by Jennifer A. Vadeboncoeur, Hitaf Kady-Rachid & Bruce MoghtaderThe chapter introduces the volume on the basis of four principles: seeing education holistically as inclusive of diverse learning contexts; recognizing that learning opportunities emerge both in and across contexts; advancing research on learning in ways that enable the study of learning over time and across contexts; and attending to possible futures in the present.
by Ryan W. Coughlan, Alan R. Sadovnik & Susan F. SemelInformal, out-of-school education encompasses a variety of programs existing alongside the founding and growth of public schools. This chapter explores the history of the institutionalization of informal, out-of-school education, including programs offered by religious institutions, social service organizations, cultural institutions, special interest organizations, the media and universities. Access to these programs is neither uniformly offered nor guaranteed, a situation that potentially exacerbates existent inequities.
by Deirdre M. KellyThis chapter delineates three models of democracy, noting the role that alternative education plays within each model. Then, from the perspective of the participatory democracy model, I examine various initiatives to foster democracy in alternative learning contexts, drawing relevant examples from the literature to highlight critical issues, tensions, and dilemmas, and lessons learned.
by Kalervo N. GulsonThis chapter aims to extend the repertoire of understandings about place and policy in place-based education with a focus on ideas of space, mobility, and belonging. The view provided by this extended perspective leads to the question: How does mobility challenge and provide new ways of thinking about place-based education.
by Bonny L. GildinThis chapter shares a model of afterschool development created by the not-for-profit All Stars Project. Central to the model are self-conscious and collective acts of performing and pretending that help youth living in high poverty, urban areas grow as learners and builders of their lives and their communities.
by Jrène RahmThe chapter explores the space–time configuration of youth-voice driven science practices outside of school that are part of an emergent field of study known as informal science education (ISE). Education is an emergent phenomenon grounded in a relational geography of youths’ complex space–time configurations. A focus on youths’ mobilities offers new insights into the manner youth contribute to their own learning and becoming.
by Natalia Panina-BeardThis chapter presents an overview of Aboriginal education in Canada that focuses on linking the transgenerational effects of colonialism with current issues. Educational models, partnerships, and programs already exist that make an enormous impact on outcomes for children and youth in and from Aboriginal communities. Examples of six successful programs that were developed in partnership with Aboriginal communities and range from elementary school through post-secondary school are highlighted.
by Shirley Brice HeathThis chapter examines models of youth-based enterprises in which adolescents take leadership in organizational roles, creative design, and community building. Central to this work is the need for both public and private creative input and financing to develop and support learning environments that engage adolescents in extended projects based in science and art that are socially beneficial to local communities.
by Harry DanielsThis chapter sketches some possibilities for the development of learning contexts for children and young people with learning differences that may be derived from the influence of Russian psychologist L. S. Vygotsky.
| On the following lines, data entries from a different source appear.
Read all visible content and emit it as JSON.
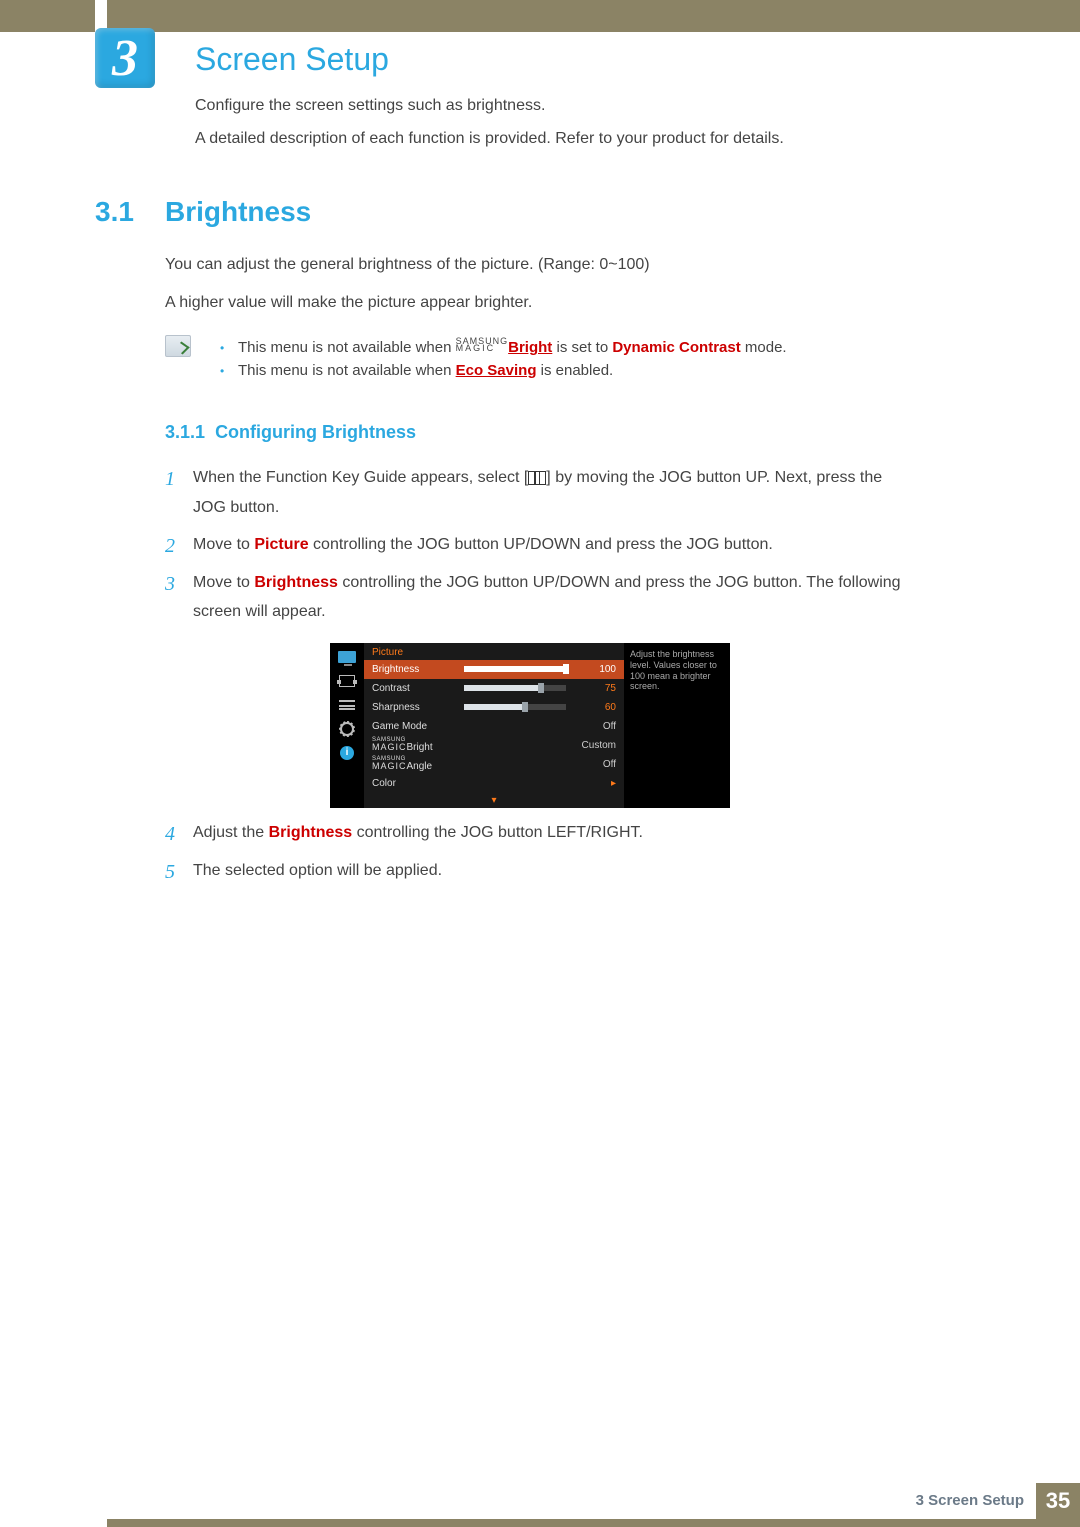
{
  "chapter": {
    "num": "3",
    "title": "Screen Setup"
  },
  "intro": {
    "l1": "Configure the screen settings such as brightness.",
    "l2": "A detailed description of each function is provided. Refer to your product for details."
  },
  "section": {
    "num": "3.1",
    "title": "Brightness"
  },
  "body": {
    "p1": "You can adjust the general brightness of the picture. (Range: 0~100)",
    "p2": "A higher value will make the picture appear brighter."
  },
  "notes": {
    "n1_a": "This menu is not available when ",
    "n1_magic_top": "SAMSUNG",
    "n1_magic_bot": "MAGIC",
    "n1_bright": "Bright",
    "n1_b": " is set to ",
    "n1_dc": "Dynamic Contrast",
    "n1_c": " mode.",
    "n2_a": "This menu is not available when ",
    "n2_eco": "Eco Saving",
    "n2_b": " is enabled."
  },
  "subsection": {
    "num": "3.1.1",
    "title": "Configuring Brightness"
  },
  "steps": {
    "s1a": "When the Function Key Guide appears, select [",
    "s1b": "] by moving the JOG button UP. Next, press the JOG button.",
    "s2a": "Move to ",
    "s2_pic": "Picture",
    "s2b": " controlling the JOG button UP/DOWN and press the JOG button.",
    "s3a": "Move to ",
    "s3_bri": "Brightness",
    "s3b": " controlling the JOG button UP/DOWN and press the JOG button. The following screen will appear.",
    "s4a": "Adjust the ",
    "s4_bri": "Brightness",
    "s4b": " controlling the JOG button LEFT/RIGHT.",
    "s5": "The selected option will be applied."
  },
  "osd": {
    "header": "Picture",
    "desc": "Adjust the brightness level. Values closer to 100 mean a brighter screen.",
    "rows": [
      {
        "label": "Brightness",
        "value": "100",
        "pct": 100,
        "selected": true,
        "type": "slider"
      },
      {
        "label": "Contrast",
        "value": "75",
        "pct": 75,
        "selected": false,
        "type": "slider"
      },
      {
        "label": "Sharpness",
        "value": "60",
        "pct": 60,
        "selected": false,
        "type": "slider"
      },
      {
        "label": "Game Mode",
        "valtxt": "Off",
        "type": "text"
      },
      {
        "label_top": "SAMSUNG",
        "label_bot": "MAGIC",
        "label_suffix": "Bright",
        "valtxt": "Custom",
        "type": "magic"
      },
      {
        "label_top": "SAMSUNG",
        "label_bot": "MAGIC",
        "label_suffix": "Angle",
        "valtxt": "Off",
        "type": "magic"
      },
      {
        "label": "Color",
        "type": "arrow"
      }
    ],
    "down_arrow": "▾",
    "right_arrow": "▸",
    "info_i": "i"
  },
  "footer": {
    "breadcrumb": "3 Screen Setup",
    "page": "35"
  }
}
It argues that these pedagogic possibilities should be implemented alongside the development of a curriculum that prepares all young people to participate in a rapidly developing knowledge society
by Doris AshThis chapter focuses on recognizing humor as a powerful resource for visitors from culturally and linguistically diverse backgrounds who are new to learning contexts, such as museums and aquariums. By using humor, visitors negotiate hybrid learning spaces, as well as gain authority in informal settings.
by Peter WestobyThis chapter explores the practice framework guiding the practice of workers at Jabiru Community College, a community-based school in Brisbane, Australia. The chapter articulates the findings from a dialogical inquiry begun by the three authors with input from workers and youth. Seven dimensions of the framework being used by workers are described.
by Eduardo Vianna & Anna StetsenkoA transformative activist stance is a theoretically grounded model for educational research based on a radically revised theory of human development and learning. Its purpose is to advance a transformative agenda that contributes to the creation of equitable futures for students, especially those from disadvantaged populations. A collaborative project conducted in a group home for youth in foster care provides a dramatic illustration for this approach.
by Shirin Vossoughi & Kris D. GutiérrezThis chapter brings together cultural-historical approaches to human development with interpretive and multi-sited ethnography in order to: (a) develop ethnographic tools that attend to the ways young people learn within and across multiple contexts; (b) draw from and contrast the methodological insights of single and multi-sited ethnography; and (c) glean principles that help constitute a “multi-sited sensibility” appropriate for taking a more expansive approach to learning that advances conceptions of learning as movement.
by Jennifer A. Vadeboncoeur & Dale MurrayEach of the previous chapters in this volume breathes life into the first three interrelated principles noted in the introductory chapter. The fourth principle in this volume, attending to possible futures in the present, requires that we, as educators and educational researchers, pay attention to the experiences of children and youth, that we learn from them and with them, and that we mind their present learning opportunities wide awake to the ways in which these are likely to bear on future opportunities.